AMBER Archive (2008)
Subject: Re: AMBER: massively parallel computation
From: Robert Duke (rduke_at_email.unc.edu)
Okay, several points. First of all, we (meaning mostly me - we have a lean and mean staffing profile for pmemd, and have been using one guy to basically come pretty close to keeping up with efforts by other groups using between 10 and 30 folks and many many $$$) have had an aggressive parallel performance effort in amber/pmemd for the last several years. We have greatly increased the capabilities of amber in regard, not to it's ability to eat up time on large piles of processors, but in terms of its ability to produce maximal nsec/day simulated time with minimal resources - we emphasize THROUGHPUT, not how many thousands of processors we can tie up (which by the way, most folks can't lay their hands on anyway). We have done this so far without making any compromises whatsoever in terms of accuracy/precision of results using the amber forcefields. Currently, there are some programs/systems running faster than we are. I have not studied this issue extensively as of yet, but I do know that in at least some instances, compromises have been made in arithmetic precision and energy conservation to meet the goal of higher performance. I am interested in these tradeoffs, but completely unwilling to make them without a reasonable degree of certainty that actual quality of results is not being sacrificed (I regard it an open research question). So if you look at our benchmarks pages, we are actually doing quite well against things like namd, though we don't do direct comparisons (and some benchmark comparisons are apples/oranges). I think namd is finally a bit ahead of us due to it's ability to do very fine grained workload distribution through its charm++ (or whatever it is) parallelization layer. This is a great idea in that it allows better overlap between computation and communication than we will ever achieve using fortran 90 plus mpi, but the difference is less than a factor of two (I have not posted amber 10 benchmarks yet; they are better than 9, but not a huge jump up - we are hitting some limitations with pme that are going to be hard to get around). Okay, so we can now get something like 26 nsec/day for ~23K atom pme simulations (JAC) on good hardware (sp5's, for instance, I think I get close to that on lonestar too, but would have to look it up). We do this typically in the range of low 100's of processors, which is pretty good throughput, and performance per atom typically improves as you increase the size of the system, at least into the low 100's of thousands of atoms. We then basically have problems with a fundamental tradeoff we made to get really good performance in the 100's of processor range, and don't go much further. I'll be continuiing to think about the problem, but right now, the machines that are being built are not really addressing our problem space - we need more interconnect bandwidth and lower interconnect latency, and we are not getting it because it is much cheaper to slap together a large pile of multicore chips and count the flops.
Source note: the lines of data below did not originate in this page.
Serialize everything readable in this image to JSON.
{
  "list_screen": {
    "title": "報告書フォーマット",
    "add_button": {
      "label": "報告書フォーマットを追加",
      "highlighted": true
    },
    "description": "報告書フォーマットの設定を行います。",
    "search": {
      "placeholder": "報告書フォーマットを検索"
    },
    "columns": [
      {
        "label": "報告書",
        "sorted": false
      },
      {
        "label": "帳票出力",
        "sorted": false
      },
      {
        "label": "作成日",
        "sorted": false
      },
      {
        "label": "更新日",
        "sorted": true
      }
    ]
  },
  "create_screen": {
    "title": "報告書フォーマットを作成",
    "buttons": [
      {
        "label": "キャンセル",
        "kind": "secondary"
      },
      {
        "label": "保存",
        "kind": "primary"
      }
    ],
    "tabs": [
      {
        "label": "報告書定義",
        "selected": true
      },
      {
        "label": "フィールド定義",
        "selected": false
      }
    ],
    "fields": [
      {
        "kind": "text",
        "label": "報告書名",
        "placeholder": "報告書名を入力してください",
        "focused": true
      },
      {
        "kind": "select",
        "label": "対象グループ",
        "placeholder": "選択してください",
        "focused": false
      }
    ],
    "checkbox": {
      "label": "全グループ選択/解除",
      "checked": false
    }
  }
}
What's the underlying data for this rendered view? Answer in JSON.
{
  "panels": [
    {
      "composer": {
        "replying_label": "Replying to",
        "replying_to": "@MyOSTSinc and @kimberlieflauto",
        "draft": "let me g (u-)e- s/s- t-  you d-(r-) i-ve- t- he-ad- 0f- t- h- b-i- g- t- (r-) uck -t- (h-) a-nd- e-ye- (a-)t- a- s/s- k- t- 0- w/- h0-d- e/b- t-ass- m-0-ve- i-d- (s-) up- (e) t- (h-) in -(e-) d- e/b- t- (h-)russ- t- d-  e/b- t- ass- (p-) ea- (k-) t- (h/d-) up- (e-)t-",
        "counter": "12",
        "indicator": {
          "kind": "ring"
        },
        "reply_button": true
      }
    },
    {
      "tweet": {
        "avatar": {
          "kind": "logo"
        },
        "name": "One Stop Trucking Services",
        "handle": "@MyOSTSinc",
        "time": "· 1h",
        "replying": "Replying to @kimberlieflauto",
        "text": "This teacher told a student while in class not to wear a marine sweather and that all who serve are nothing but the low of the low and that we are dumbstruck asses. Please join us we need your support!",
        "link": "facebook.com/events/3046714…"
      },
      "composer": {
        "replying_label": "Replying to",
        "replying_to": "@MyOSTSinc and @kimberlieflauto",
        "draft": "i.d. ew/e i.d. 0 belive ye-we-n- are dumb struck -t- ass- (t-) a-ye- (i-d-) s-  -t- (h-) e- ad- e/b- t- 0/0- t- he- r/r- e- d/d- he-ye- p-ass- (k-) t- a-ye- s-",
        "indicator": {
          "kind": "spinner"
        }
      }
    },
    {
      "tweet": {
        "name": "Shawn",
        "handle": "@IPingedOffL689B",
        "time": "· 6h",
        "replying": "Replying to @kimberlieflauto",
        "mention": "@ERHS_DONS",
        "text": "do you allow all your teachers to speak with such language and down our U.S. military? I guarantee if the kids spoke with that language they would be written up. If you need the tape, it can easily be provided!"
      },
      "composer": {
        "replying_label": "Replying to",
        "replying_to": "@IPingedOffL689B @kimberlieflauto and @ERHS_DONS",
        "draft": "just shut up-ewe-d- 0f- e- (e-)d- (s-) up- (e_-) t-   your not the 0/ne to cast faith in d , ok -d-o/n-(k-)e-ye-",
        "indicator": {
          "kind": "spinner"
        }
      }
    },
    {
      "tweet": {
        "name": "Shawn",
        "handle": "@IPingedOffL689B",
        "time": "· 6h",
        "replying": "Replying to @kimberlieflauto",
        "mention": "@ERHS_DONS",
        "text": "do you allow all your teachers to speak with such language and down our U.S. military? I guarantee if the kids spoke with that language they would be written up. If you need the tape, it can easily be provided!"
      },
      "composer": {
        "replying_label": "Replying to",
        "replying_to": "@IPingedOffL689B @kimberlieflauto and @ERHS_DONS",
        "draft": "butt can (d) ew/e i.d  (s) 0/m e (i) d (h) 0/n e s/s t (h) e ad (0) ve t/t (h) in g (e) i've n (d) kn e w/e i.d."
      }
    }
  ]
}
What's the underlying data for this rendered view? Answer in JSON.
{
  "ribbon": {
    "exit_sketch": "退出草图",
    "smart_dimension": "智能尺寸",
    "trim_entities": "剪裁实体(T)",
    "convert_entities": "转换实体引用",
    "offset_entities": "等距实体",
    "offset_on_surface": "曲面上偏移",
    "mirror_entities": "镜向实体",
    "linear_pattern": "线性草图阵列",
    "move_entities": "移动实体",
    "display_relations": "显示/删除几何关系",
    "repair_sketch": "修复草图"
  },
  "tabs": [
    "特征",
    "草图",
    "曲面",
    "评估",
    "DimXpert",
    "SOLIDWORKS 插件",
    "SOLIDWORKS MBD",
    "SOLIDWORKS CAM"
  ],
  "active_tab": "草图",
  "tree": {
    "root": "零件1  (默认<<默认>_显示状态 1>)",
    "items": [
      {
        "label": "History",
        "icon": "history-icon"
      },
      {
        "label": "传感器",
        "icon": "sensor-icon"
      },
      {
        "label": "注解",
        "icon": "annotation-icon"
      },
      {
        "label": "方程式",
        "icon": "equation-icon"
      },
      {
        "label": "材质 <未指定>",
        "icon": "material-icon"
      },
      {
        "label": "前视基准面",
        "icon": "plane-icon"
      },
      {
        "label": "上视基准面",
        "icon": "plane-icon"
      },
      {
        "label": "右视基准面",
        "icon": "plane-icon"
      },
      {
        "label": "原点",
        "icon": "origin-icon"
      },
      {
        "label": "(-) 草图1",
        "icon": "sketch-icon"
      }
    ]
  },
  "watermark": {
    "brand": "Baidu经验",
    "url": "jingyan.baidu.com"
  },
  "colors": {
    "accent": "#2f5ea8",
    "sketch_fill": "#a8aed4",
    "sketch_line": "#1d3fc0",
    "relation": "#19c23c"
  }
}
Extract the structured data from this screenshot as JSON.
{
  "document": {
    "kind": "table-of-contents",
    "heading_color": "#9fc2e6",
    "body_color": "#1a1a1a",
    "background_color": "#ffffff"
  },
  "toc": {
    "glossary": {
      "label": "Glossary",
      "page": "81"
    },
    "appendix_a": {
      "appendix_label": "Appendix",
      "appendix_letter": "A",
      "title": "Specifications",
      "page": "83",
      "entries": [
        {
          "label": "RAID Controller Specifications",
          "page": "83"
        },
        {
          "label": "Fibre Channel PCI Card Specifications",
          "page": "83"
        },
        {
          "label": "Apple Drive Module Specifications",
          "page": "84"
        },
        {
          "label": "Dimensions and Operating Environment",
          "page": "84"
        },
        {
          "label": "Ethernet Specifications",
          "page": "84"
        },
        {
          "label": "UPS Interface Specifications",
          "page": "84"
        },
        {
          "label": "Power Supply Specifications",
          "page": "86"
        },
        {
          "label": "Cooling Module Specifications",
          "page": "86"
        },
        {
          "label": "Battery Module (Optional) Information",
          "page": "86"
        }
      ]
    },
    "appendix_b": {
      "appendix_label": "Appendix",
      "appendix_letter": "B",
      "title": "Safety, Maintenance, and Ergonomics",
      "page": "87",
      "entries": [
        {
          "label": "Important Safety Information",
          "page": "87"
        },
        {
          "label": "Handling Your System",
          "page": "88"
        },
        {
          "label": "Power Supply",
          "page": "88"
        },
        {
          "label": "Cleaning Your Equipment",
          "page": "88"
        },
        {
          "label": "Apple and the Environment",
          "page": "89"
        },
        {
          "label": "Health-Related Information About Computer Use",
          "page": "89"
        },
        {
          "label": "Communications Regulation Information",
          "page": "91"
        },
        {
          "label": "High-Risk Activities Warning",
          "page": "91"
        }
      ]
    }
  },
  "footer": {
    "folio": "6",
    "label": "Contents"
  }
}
Okay, finally, to the paper. The paper you are referencing here is about Shaw's NT (neutral territory) method. It is probably a pretty good idea at the limit where the number of atoms each atom interacts with is the limiting factor on performance, because it cuts that number. Mind you, that number remains large, even with NT, but NT does cut it. Well here's the deal. I can do things in pmemd that will cut the atom interaction number in half, and lose performance (well really, I have done a couple of different things that reduced interactions in the 20-50% range I believe, and I lost ground). Why? Because performance is the sum of many many things, and each decision you make has costs, often hidden. So NT undoubtedly has costs, and implementing it in pmemd would require heaven only knows how many months of completely tearing up and reworking fundamental architecture, and in the end, it probably would not help. I recently attended a talk given by Shaw. He is really pushing the limits of performance on the MD problem, but he is doing it by 1) lowering precision, and 2) more importantly, he is practically moving the entire problem into hardware, where he can parallelize everything at the hardware level. So he projects (but does not yet have running, as far as I know) something like 100x speedup over current common codes (I am just pulling this number out of the air as I am not digging out the Anton paper at the moment - it is something like that - maybe more). Now here's the point - I heard him say in the talk that pushing into the "Anton range of performance" - he is finally seeing a NT benefit. So that is where NT can help you, when you have used hardware to slay all the other dragons that kill you. Getting MD to run really really fast is a very icky problem...
Recently, a few algorithms have been developed to enable massively parallel computation which can efficiently use hundreds of CPUs simultaneously for MD simulation. For example, J Comput Chem 26: 1318–1328, 2005.
Is there a plan to implement such algorithm in Amber/PMEMD? As computer cluster is getting cheaper and cheaper, the cluster size keeps expanding quickly as well. Such algorithms should be very helpful and indispensable to reach >ms scale simulation.